And saith unto him, If thou be the Son of God, cast thyself down: for it is written, He shall give his angels charge concerning thee: and in their hands they shall bear thee up, lest at any time thou dash thy foot against a stone. (Matt 4:6)
Note that the devil may even quote scripture (Ps 91:11-12) if it fits his purpose. In this case his purpose was to tempt Jesus with security.
This could have been a valid temptation. From where they were standing they could be seen by many people. If Jesus were to jump off without harm, that would be a miracle greater than almost any he would subsequently perform, and with a larger crowd. If Jesus saw his purpose on earth as performing miracles, rather than dying for atonement, this would be the ideal time and place.
Instead he responds, “It is written again, Thou shalt not tempt the Lord thy God.” (Matt 4:7; Deut 6:16) The passage in Deuteronomy continues with an admonition to follow the commands of God.
The selection of this passage may also have served two purposes. It reinforces the response to the first temptation; live by the word of God. We sometimes miss the other purpose. Jesus is reminding the devil that God is even his God. The Messiah, therefore, is also his superior. He is reminding the devil that he is not in control.
Again, the devil taketh him up into an exceeding high mountain, and sheweth him all the kingdoms of the world, and the glory of them; And saith unto him, All these things will I give thee, if thou wilt fall down and worship me. (Matt 4:8-9)
“Fame. I’m gonna live forever.” It seems most people want to be recognized. We want some degree of fame; some more than others. Even if we never hope to achieve fame for ourselves, we identify with sports figures or entertainers because of their fame. It was with just such fame that the devil then tempted Jesus. What could be more famous than the ruler of the whole world. Alexander had tried it. Julius Caesar had tried it. Napoleon and Hitler would later try.
The devil is a deceiver and has been from the beginning. From the time he deceived Eve until now, he has lied to mankind. He even lies to Jesus. Do you see the subtlety here? I will make you the ruler of the world if you will submit to me. That would make the devil the real ruler.
What the devil forgot was that he was talking to one who wasThe devil may quote scripture if it fits his purpose. already the ruler of the world. He already had all the glory.
But made himself of no reputation, and took upon him the form of a servant, and was made in the likeness of men: And being found in fashion as a man, he humbled himself, and became obedient unto death, even the death of the cross. Wherefore God also hath highly exalted him, and given him a name which is above every name: That at the name of Jesus every knee should bow, of things in heaven, and things in earth, and things under the earth. (Php 2:7-10)
Knowing who he was, Jesus replied with a quote from the Septuagint (Greek) version of Deuteronomy 6:13. “Thou shalt worship the Lord thy God, and him only shalt thou serve.” Again this choice of scripture may contain subtleties we sometimes miss.
The obvious meaning of the scripture is that Jesus should not worship the devil because only God is worthy of worship.
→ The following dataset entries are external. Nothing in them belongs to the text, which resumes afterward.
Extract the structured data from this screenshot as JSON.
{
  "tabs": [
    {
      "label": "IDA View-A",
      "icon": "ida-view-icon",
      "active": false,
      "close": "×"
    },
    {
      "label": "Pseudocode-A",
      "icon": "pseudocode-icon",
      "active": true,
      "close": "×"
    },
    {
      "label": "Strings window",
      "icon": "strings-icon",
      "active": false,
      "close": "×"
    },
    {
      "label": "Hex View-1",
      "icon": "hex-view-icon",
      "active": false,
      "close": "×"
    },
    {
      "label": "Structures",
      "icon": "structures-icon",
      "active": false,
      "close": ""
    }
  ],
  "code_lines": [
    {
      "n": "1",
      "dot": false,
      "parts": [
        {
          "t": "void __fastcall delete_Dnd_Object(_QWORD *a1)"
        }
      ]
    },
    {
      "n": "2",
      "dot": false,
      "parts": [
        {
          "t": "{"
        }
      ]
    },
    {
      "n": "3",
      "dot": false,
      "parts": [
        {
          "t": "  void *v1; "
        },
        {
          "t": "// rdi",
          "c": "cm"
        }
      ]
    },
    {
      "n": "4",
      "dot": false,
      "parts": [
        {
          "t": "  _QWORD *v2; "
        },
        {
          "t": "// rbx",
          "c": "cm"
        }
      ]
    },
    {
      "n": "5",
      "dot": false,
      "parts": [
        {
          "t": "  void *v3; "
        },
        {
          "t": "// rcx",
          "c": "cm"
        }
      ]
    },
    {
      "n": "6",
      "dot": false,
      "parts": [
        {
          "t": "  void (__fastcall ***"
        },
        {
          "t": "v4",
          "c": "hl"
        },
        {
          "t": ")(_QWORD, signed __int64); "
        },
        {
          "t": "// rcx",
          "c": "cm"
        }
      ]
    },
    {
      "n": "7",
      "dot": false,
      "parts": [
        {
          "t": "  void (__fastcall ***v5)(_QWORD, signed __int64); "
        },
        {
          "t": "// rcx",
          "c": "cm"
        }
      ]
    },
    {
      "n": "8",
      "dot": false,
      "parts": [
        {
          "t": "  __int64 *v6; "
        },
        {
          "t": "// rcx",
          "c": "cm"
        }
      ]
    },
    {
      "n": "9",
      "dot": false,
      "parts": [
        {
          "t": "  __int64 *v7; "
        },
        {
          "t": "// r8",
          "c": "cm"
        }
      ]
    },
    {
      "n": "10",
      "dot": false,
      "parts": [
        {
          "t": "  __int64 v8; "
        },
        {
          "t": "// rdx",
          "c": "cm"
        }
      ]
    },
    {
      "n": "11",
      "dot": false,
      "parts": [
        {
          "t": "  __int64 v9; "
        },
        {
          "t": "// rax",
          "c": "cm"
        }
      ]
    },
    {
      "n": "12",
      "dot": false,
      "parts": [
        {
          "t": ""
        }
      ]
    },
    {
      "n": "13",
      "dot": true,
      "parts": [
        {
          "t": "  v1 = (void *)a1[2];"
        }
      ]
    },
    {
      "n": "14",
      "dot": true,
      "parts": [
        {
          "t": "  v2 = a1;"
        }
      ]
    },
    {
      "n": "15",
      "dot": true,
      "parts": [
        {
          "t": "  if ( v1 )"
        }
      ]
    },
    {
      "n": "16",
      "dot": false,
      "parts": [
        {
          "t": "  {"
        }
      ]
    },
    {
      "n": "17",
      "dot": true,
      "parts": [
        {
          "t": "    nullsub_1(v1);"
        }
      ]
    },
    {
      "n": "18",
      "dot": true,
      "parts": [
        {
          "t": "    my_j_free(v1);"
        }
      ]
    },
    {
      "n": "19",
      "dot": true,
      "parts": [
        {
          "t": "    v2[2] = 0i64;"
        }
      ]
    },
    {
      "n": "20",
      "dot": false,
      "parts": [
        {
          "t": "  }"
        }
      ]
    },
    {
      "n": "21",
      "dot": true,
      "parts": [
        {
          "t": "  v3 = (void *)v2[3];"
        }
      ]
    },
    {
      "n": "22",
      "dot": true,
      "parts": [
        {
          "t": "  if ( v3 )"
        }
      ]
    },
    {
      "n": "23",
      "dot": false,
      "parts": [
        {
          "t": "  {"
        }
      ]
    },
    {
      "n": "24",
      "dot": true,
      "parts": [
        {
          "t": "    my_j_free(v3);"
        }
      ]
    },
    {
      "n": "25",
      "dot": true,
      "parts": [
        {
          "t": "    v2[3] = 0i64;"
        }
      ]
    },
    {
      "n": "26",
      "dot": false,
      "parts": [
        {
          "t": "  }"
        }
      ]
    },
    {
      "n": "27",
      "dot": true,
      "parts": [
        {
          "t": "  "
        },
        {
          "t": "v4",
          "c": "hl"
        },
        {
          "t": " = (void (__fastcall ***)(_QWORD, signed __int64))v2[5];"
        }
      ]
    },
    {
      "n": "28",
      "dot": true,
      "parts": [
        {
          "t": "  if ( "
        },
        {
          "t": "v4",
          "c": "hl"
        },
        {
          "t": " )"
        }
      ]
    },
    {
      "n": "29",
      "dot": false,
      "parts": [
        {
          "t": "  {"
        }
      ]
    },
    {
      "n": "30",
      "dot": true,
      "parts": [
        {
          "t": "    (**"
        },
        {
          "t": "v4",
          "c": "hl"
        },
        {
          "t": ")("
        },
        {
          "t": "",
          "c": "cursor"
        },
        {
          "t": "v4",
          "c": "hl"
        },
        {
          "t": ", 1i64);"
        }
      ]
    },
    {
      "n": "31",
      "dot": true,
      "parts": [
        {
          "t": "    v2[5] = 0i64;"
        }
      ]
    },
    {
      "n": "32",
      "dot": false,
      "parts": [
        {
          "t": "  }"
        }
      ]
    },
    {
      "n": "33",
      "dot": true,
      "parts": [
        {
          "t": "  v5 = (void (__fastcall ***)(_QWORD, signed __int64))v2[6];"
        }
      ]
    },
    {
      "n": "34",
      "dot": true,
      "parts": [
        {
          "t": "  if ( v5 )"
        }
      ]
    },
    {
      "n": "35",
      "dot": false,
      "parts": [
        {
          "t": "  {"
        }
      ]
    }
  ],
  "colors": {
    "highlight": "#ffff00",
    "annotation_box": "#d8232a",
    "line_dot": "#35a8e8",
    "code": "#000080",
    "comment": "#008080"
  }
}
Below that, however, Jesus may be reiterating that he is the Messiah; he is God. Also it reinforces that the devil should also be worshipping God. Ultimately, by the use of this scripture Jesus is telling the devil that he will not worship him because the devil should be worshipping Jesus.
There are some people who say that Jesus never claimed to be divine. Others say we should not pray to Jesus but to God only. In his responses from the book of Deuteronomy, Jesus is telling the devil, and us, that he is claiming divinity. He is the Son of God. As such he is worthy of or praise, and we can even pray to him.
Jesus may have started his temptation with a fast. But in another sense of the word, he was fast in his response to temptation. The only way we can be that fast is to familiarize ourselves with scripture. Then we can answer the devil the way Jesus did.